Work instructions: Your answer must be the records below, printed exactly.

======== Dataset records

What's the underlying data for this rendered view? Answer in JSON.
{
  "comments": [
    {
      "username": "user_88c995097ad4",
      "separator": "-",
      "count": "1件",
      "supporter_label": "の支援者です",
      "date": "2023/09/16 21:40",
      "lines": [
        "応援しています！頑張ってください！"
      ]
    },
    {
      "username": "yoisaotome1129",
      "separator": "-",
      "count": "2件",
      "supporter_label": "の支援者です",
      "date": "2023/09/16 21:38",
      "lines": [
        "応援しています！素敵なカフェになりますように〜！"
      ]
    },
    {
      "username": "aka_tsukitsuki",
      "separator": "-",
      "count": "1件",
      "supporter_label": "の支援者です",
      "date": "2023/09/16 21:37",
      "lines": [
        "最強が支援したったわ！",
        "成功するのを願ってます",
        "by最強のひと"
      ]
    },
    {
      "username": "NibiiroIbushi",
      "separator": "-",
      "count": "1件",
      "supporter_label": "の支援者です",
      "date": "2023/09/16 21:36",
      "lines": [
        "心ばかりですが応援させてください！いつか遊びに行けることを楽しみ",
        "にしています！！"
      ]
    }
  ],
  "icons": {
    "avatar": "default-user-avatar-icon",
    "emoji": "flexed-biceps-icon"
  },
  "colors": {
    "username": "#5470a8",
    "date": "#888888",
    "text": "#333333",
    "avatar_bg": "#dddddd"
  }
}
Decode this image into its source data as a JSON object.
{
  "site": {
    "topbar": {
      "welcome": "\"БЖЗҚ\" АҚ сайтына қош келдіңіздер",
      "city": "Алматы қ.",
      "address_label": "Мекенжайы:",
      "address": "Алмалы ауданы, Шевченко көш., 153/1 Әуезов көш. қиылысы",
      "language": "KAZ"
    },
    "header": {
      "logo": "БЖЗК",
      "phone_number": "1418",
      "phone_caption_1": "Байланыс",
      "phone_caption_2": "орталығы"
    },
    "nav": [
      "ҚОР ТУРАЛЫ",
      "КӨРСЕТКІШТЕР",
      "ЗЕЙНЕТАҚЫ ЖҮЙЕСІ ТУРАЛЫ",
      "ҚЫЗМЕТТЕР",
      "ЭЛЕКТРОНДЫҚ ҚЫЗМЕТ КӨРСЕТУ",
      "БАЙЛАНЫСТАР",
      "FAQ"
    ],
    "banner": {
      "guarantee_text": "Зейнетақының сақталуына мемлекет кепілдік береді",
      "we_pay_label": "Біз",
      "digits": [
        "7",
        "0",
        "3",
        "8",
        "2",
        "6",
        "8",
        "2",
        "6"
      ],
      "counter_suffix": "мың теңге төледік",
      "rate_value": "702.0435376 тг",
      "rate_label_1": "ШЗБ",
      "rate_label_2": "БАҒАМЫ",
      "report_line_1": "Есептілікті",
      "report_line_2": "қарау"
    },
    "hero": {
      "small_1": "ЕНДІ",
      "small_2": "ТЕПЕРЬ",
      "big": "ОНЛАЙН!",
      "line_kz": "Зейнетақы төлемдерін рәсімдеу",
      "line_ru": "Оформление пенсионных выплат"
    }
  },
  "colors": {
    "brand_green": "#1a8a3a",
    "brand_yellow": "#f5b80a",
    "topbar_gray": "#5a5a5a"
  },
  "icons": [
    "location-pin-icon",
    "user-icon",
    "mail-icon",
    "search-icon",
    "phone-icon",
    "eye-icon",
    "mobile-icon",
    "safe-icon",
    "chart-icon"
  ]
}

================

Output for this exercise:
What's the underlying data for this rendered view? Answer in JSON.
{
  "comments": [
    {
      "username": "user_88c995097ad4",
      "separator": "-",
      "count": "1件",
      "supporter_label": "の支援者です",
      "date": "2023/09/16 21:40",
      "lines": [
        "応援しています！頑張ってください！"
      ]
    },
    {
      "username": "yoisaotome1129",
      "separator": "-",
      "count": "2件",
      "supporter_label": "の支援者です",
      "date": "2023/09/16 21:38",
      "lines": [
        "応援しています！素敵なカフェになりますように〜！"
      ]
    },
    {
      "username": "aka_tsukitsuki",
      "separator": "-",
      "count": "1件",
      "supporter_label": "の支援者です",
      "date": "2023/09/16 21:37",
      "lines": [
        "最強が支援したったわ！",
        "成功するのを願ってます",
        "by最強のひと"
      ]
    },
    {
      "username": "NibiiroIbushi",
      "separator": "-",
      "count": "1件",
      "supporter_label": "の支援者です",
      "date": "2023/09/16 21:36",
      "lines": [
        "心ばかりですが応援させてください！いつか遊びに行けることを楽しみ",
        "にしています！！"
      ]
    }
  ],
  "icons": {
    "avatar": "default-user-avatar-icon",
    "emoji": "flexed-biceps-icon"
  },
  "colors": {
    "username": "#5470a8",
    "date": "#888888",
    "text": "#333333",
    "avatar_bg": "#dddddd"
  }
}
Decode this image into its source data as a JSON object.
{
  "site": {
    "topbar": {
      "welcome": "\"БЖЗҚ\" АҚ сайтына қош келдіңіздер",
      "city": "Алматы қ.",
      "address_label": "Мекенжайы:",
      "address": "Алмалы ауданы, Шевченко көш., 153/1 Әуезов көш. қиылысы",
      "language": "KAZ"
    },
    "header": {
      "logo": "БЖЗК",
      "phone_number": "1418",
      "phone_caption_1": "Байланыс",
      "phone_caption_2": "орталығы"
    },
    "nav": [
      "ҚОР ТУРАЛЫ",
      "КӨРСЕТКІШТЕР",
      "ЗЕЙНЕТАҚЫ ЖҮЙЕСІ ТУРАЛЫ",
      "ҚЫЗМЕТТЕР",
      "ЭЛЕКТРОНДЫҚ ҚЫЗМЕТ КӨРСЕТУ",
      "БАЙЛАНЫСТАР",
      "FAQ"
    ],
    "banner": {
      "guarantee_text": "Зейнетақының сақталуына мемлекет кепілдік береді",
      "we_pay_label": "Біз",
      "digits": [
        "7",
        "0",
        "3",
        "8",
        "2",
        "6",
        "8",
        "2",
        "6"
      ],
      "counter_suffix": "мың теңге төледік",
      "rate_value": "702.0435376 тг",
      "rate_label_1": "ШЗБ",
      "rate_label_2": "БАҒАМЫ",
      "report_line_1": "Есептілікті",
      "report_line_2": "қарау"
    },
    "hero": {
      "small_1": "ЕНДІ",
      "small_2": "ТЕПЕРЬ",
      "big": "ОНЛАЙН!",
      "line_kz": "Зейнетақы төлемдерін рәсімдеу",
      "line_ru": "Оформление пенсионных выплат"
    }
  },
  "colors": {
    "brand_green": "#1a8a3a",
    "brand_yellow": "#f5b80a",
    "topbar_gray": "#5a5a5a"
  },
  "icons": [
    "location-pin-icon",
    "user-icon",
    "mail-icon",
    "search-icon",
    "phone-icon",
    "eye-icon",
    "mobile-icon",
    "safe-icon",
    "chart-icon"
  ]
}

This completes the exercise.